|Author(s):||Goldberg, Larry A.|
|Department / Program:||Mathematics|
|Degree Granting Institution:||University of Illinois at Urbana-Champaign|
|Abstract:||Certain arithmetical sums arise in the transformation formulae for the logarithms of the classical theta-functions. These sums, which we refer to as Berndt sums, are analogous to Dedekind sums, which arise in a similar manner from the transformation formula for the logarithm of the Dedekind eta-function. In this thesis, we deduce a number of properties of these sums, and demonstrate the central role they play in a variety of results concerning the theta-functions.
First, we derive convergent infinite series for the Fourier coefficients of the reciprocals of the theta-functions. These series representations are similar to Rademacher's series for the partition function p(n), and are simpler than previous representations obtained by Zuckerman. Identities for the coefficients in the series are then deduced. These identities resemble those given by Selberg and Whiteman for the coefficients in Rademacher's series. Multiplicative properties of these coefficients follow from our identities.
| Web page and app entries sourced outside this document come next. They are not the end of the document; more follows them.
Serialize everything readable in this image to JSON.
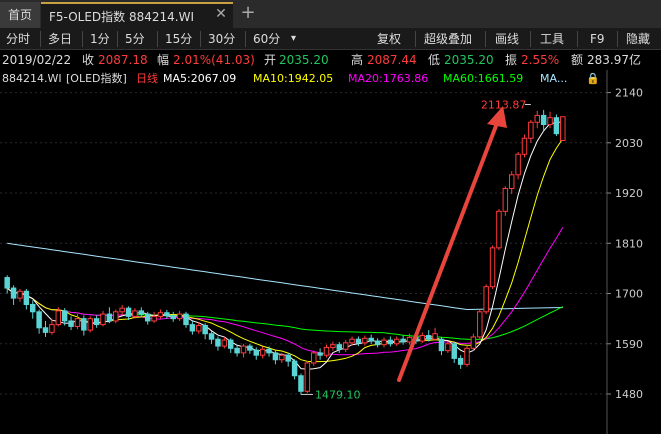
{
  "tabs": {
    "home": "首页",
    "active": "F5-OLED指数 884214.WI",
    "close": "✕",
    "add": "+"
  },
  "toolbar": {
    "left": [
      "分时",
      "多日",
      "1分",
      "5分",
      "15分",
      "30分",
      "60分"
    ],
    "dropdown": "▾",
    "right": [
      "复权",
      "超级叠加",
      "画线",
      "工具",
      "F9",
      "隐藏"
    ]
  },
  "quote": {
    "date": "2019/02/22",
    "close_label": "收",
    "close": "2087.18",
    "change_label": "幅",
    "change": "2.01%(41.03)",
    "open_label": "开",
    "open": "2035.20",
    "high_label": "高",
    "high": "2087.44",
    "low_label": "低",
    "low": "2035.20",
    "amp_label": "振",
    "amp": "2.55%",
    "amount_label": "额",
    "amount": "283.97亿"
  },
  "ma_legend": {
    "code": "884214.WI",
    "name": "[OLED指数]",
    "period": "日线",
    "ma5": "MA5:2067.09",
    "ma10": "MA10:1942.05",
    "ma20": "MA20:1763.86",
    "ma60": "MA60:1661.59",
    "more": "MA...",
    "lock_icon": "lock-icon"
  },
  "chart_data": {
    "type": "candlestick",
    "y_ticks": [
      2140,
      2030,
      1920,
      1810,
      1700,
      1590,
      1480
    ],
    "ylim": [
      1445,
      2150
    ],
    "annotations": {
      "high_label": "2113.87",
      "low_label": "1479.10"
    },
    "colors": {
      "up": "#ff3b3b",
      "down": "#5ad4d4",
      "ma5": "#ffffff",
      "ma10": "#ffff00",
      "ma20": "#ff00ff",
      "ma60": "#00ff00",
      "ma_long": "#a8e6ff",
      "arrow": "#e8453c"
    },
    "candles": [
      [
        1735,
        1712,
        1740,
        1700,
        1
      ],
      [
        1712,
        1690,
        1718,
        1675,
        1
      ],
      [
        1690,
        1705,
        1710,
        1682,
        0
      ],
      [
        1705,
        1676,
        1710,
        1665,
        1
      ],
      [
        1676,
        1660,
        1685,
        1645,
        1
      ],
      [
        1660,
        1625,
        1665,
        1612,
        1
      ],
      [
        1625,
        1615,
        1640,
        1605,
        1
      ],
      [
        1615,
        1632,
        1645,
        1610,
        0
      ],
      [
        1632,
        1662,
        1670,
        1628,
        0
      ],
      [
        1662,
        1640,
        1668,
        1630,
        1
      ],
      [
        1640,
        1628,
        1650,
        1620,
        1
      ],
      [
        1628,
        1645,
        1655,
        1622,
        0
      ],
      [
        1645,
        1620,
        1652,
        1608,
        1
      ],
      [
        1620,
        1645,
        1650,
        1615,
        0
      ],
      [
        1645,
        1632,
        1652,
        1625,
        1
      ],
      [
        1632,
        1655,
        1662,
        1628,
        0
      ],
      [
        1655,
        1640,
        1670,
        1635,
        1
      ],
      [
        1640,
        1660,
        1665,
        1635,
        0
      ],
      [
        1660,
        1668,
        1675,
        1652,
        0
      ],
      [
        1668,
        1650,
        1672,
        1642,
        1
      ],
      [
        1650,
        1662,
        1668,
        1645,
        0
      ],
      [
        1662,
        1655,
        1670,
        1648,
        1
      ],
      [
        1655,
        1640,
        1660,
        1632,
        1
      ],
      [
        1640,
        1650,
        1660,
        1636,
        0
      ],
      [
        1650,
        1658,
        1665,
        1645,
        0
      ],
      [
        1658,
        1652,
        1664,
        1645,
        1
      ],
      [
        1652,
        1645,
        1660,
        1638,
        1
      ],
      [
        1645,
        1655,
        1662,
        1640,
        0
      ],
      [
        1655,
        1632,
        1660,
        1625,
        1
      ],
      [
        1632,
        1618,
        1640,
        1610,
        1
      ],
      [
        1618,
        1630,
        1638,
        1612,
        0
      ],
      [
        1630,
        1612,
        1635,
        1600,
        1
      ],
      [
        1612,
        1600,
        1618,
        1590,
        1
      ],
      [
        1600,
        1585,
        1606,
        1575,
        1
      ],
      [
        1585,
        1598,
        1605,
        1580,
        0
      ],
      [
        1598,
        1580,
        1602,
        1570,
        1
      ],
      [
        1580,
        1570,
        1588,
        1562,
        1
      ],
      [
        1570,
        1585,
        1590,
        1560,
        0
      ],
      [
        1585,
        1576,
        1590,
        1568,
        1
      ],
      [
        1576,
        1565,
        1582,
        1555,
        1
      ],
      [
        1565,
        1578,
        1584,
        1558,
        0
      ],
      [
        1578,
        1570,
        1584,
        1562,
        1
      ],
      [
        1570,
        1555,
        1575,
        1545,
        1
      ],
      [
        1555,
        1565,
        1570,
        1548,
        0
      ],
      [
        1565,
        1552,
        1570,
        1540,
        1
      ],
      [
        1552,
        1520,
        1556,
        1512,
        1
      ],
      [
        1520,
        1486,
        1525,
        1479,
        1
      ],
      [
        1486,
        1548,
        1552,
        1482,
        0
      ],
      [
        1548,
        1570,
        1575,
        1542,
        0
      ],
      [
        1570,
        1565,
        1580,
        1555,
        1
      ],
      [
        1565,
        1582,
        1588,
        1560,
        0
      ],
      [
        1582,
        1588,
        1595,
        1575,
        0
      ],
      [
        1588,
        1578,
        1594,
        1570,
        1
      ],
      [
        1578,
        1592,
        1598,
        1572,
        0
      ],
      [
        1592,
        1600,
        1606,
        1586,
        0
      ],
      [
        1600,
        1592,
        1606,
        1585,
        1
      ],
      [
        1592,
        1602,
        1608,
        1586,
        0
      ],
      [
        1602,
        1596,
        1610,
        1590,
        1
      ],
      [
        1596,
        1588,
        1602,
        1582,
        1
      ],
      [
        1588,
        1598,
        1604,
        1582,
        0
      ],
      [
        1598,
        1590,
        1606,
        1584,
        1
      ],
      [
        1590,
        1600,
        1606,
        1585,
        0
      ],
      [
        1600,
        1594,
        1608,
        1588,
        1
      ],
      [
        1594,
        1604,
        1612,
        1588,
        0
      ],
      [
        1604,
        1596,
        1610,
        1590,
        1
      ],
      [
        1596,
        1608,
        1615,
        1592,
        0
      ],
      [
        1608,
        1600,
        1620,
        1595,
        1
      ],
      [
        1600,
        1612,
        1625,
        1598,
        0
      ],
      [
        1600,
        1575,
        1605,
        1565,
        1
      ],
      [
        1575,
        1590,
        1596,
        1570,
        0
      ],
      [
        1590,
        1558,
        1594,
        1548,
        1
      ],
      [
        1558,
        1545,
        1565,
        1535,
        1
      ],
      [
        1545,
        1580,
        1585,
        1540,
        0
      ],
      [
        1580,
        1605,
        1612,
        1575,
        0
      ],
      [
        1605,
        1660,
        1665,
        1600,
        0
      ],
      [
        1660,
        1715,
        1720,
        1655,
        0
      ],
      [
        1715,
        1800,
        1805,
        1710,
        0
      ],
      [
        1800,
        1880,
        1885,
        1795,
        0
      ],
      [
        1880,
        1930,
        1935,
        1870,
        0
      ],
      [
        1930,
        1960,
        1968,
        1918,
        0
      ],
      [
        1960,
        2005,
        2010,
        1950,
        0
      ],
      [
        2005,
        2040,
        2048,
        1998,
        0
      ],
      [
        2040,
        2075,
        2080,
        2030,
        0
      ],
      [
        2075,
        2090,
        2100,
        2062,
        0
      ],
      [
        2090,
        2070,
        2102,
        2058,
        1
      ],
      [
        2070,
        2085,
        2098,
        2062,
        0
      ],
      [
        2085,
        2050,
        2092,
        2045,
        1
      ],
      [
        2035,
        2087,
        2087,
        2035,
        0
      ]
    ]
  }
}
Our next application of Berndt sums involves the well-known result that r(,s)(m), the number of representations of m as a sum of s squares, is equal to the singular series (rho)(,s)(m) for 5 (LESSTHEQ) s (LESSTHEQ) 8. We represent the multiplier system of (theta)('s)(z), which is the generating function for r(,s)(m), in terms of Berndt sums instead of Jacobi symbols. This leads to a simpler and more elegant proof than the classical one.
After this, we obtain trigonometric representations for the Berndt sums. This allows us to evaluate certain classes of conditionally convergent double series in terms of these sums. We then derive a number of properties of the Berndt sums, including reciprocity formulae, three-term relations and the Petersson-Knopp identities. Finally, we show how some formulae obtained by Hardy can be represented in terms of these sums, and, in fact, can all be derived from just one transformation formula.
Thesis (Ph.D.)--University of Illinois at Urbana-Champaign, 1981.
|Date Available in IDEALS:||2014-12-14|